Find the lines below that contain the word "Juli" and count them. Only the number should be given.

» INFORMATION SHOWN:
········

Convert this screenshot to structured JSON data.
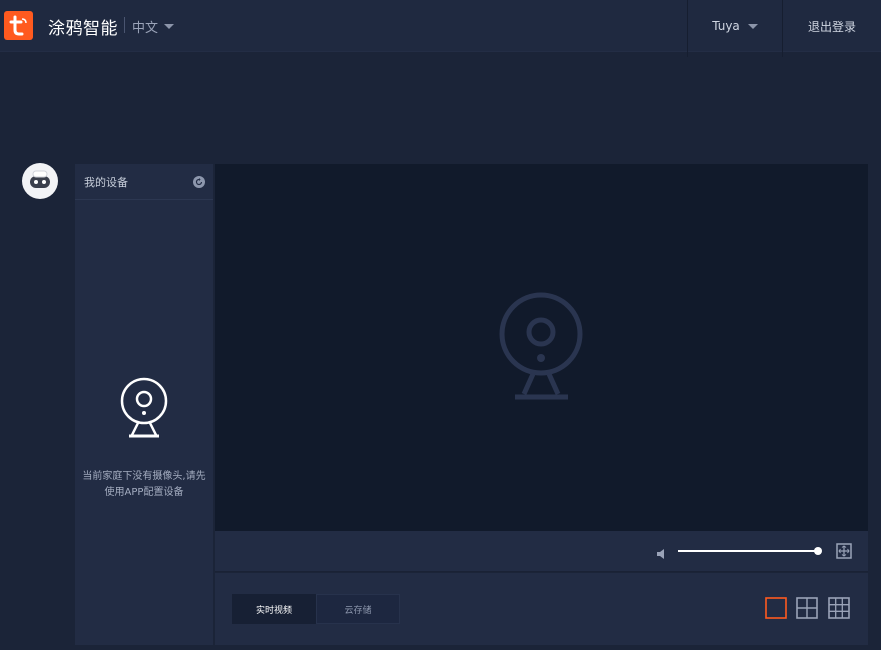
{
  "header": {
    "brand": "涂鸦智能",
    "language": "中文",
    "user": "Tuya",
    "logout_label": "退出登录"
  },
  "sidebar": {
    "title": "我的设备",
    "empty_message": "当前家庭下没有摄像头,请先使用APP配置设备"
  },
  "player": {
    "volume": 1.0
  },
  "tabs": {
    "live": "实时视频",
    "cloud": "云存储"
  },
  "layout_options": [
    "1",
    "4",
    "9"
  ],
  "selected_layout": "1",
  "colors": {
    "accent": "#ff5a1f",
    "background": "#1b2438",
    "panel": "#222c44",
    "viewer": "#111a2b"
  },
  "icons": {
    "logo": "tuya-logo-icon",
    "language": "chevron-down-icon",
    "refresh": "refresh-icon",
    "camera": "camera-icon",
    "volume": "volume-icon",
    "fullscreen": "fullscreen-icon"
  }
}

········

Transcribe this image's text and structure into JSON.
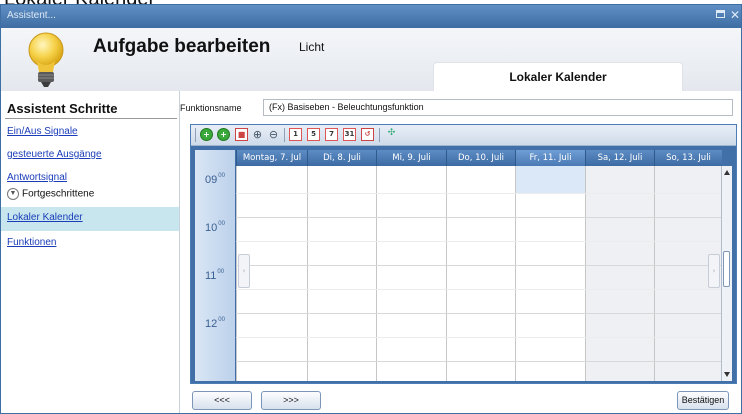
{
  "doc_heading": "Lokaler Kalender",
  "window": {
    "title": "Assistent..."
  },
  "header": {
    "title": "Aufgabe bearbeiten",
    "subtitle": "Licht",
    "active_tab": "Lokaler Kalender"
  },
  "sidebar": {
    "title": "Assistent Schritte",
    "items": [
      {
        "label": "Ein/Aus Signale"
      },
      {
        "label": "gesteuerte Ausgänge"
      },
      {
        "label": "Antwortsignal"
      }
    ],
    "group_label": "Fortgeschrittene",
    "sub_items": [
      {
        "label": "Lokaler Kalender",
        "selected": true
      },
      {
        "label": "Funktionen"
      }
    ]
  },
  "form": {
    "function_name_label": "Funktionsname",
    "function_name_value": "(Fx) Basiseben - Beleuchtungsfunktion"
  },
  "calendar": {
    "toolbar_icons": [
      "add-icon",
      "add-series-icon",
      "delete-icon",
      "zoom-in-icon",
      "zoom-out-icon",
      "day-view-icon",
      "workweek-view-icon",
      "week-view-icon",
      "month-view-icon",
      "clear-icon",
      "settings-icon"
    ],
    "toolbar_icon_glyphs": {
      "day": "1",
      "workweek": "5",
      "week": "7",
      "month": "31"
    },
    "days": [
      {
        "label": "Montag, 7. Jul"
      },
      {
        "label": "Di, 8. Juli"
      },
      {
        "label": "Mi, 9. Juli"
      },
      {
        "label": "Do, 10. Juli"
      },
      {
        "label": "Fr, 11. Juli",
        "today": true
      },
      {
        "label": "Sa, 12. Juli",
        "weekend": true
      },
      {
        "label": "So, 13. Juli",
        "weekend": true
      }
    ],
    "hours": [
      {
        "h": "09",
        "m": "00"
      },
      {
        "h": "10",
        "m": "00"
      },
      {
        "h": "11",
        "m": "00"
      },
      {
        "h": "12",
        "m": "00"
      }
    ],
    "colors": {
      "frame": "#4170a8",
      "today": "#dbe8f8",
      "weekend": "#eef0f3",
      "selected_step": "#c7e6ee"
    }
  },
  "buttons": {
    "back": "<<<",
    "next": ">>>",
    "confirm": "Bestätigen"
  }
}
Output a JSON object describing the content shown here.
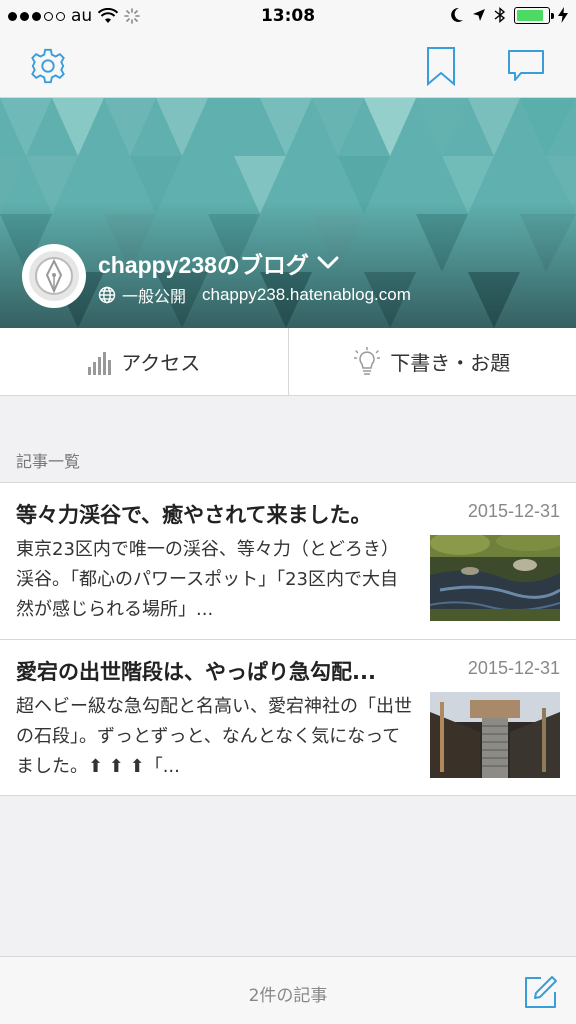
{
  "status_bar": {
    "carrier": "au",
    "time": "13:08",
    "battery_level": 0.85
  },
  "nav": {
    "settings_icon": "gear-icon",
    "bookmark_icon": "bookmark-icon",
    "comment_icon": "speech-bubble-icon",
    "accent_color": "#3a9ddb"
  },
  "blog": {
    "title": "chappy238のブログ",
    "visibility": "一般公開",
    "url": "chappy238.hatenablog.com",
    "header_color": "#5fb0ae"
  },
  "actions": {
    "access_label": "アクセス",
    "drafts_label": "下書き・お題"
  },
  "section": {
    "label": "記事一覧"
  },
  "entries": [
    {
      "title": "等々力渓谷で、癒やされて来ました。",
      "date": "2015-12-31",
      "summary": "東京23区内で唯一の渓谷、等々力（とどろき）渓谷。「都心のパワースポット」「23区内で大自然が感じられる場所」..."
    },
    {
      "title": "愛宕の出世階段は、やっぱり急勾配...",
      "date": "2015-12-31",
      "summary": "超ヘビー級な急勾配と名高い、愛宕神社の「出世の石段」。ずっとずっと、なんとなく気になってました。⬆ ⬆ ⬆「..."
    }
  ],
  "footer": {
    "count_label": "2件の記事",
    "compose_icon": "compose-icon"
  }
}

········

» SOLUTION FOR THIS TASK:
6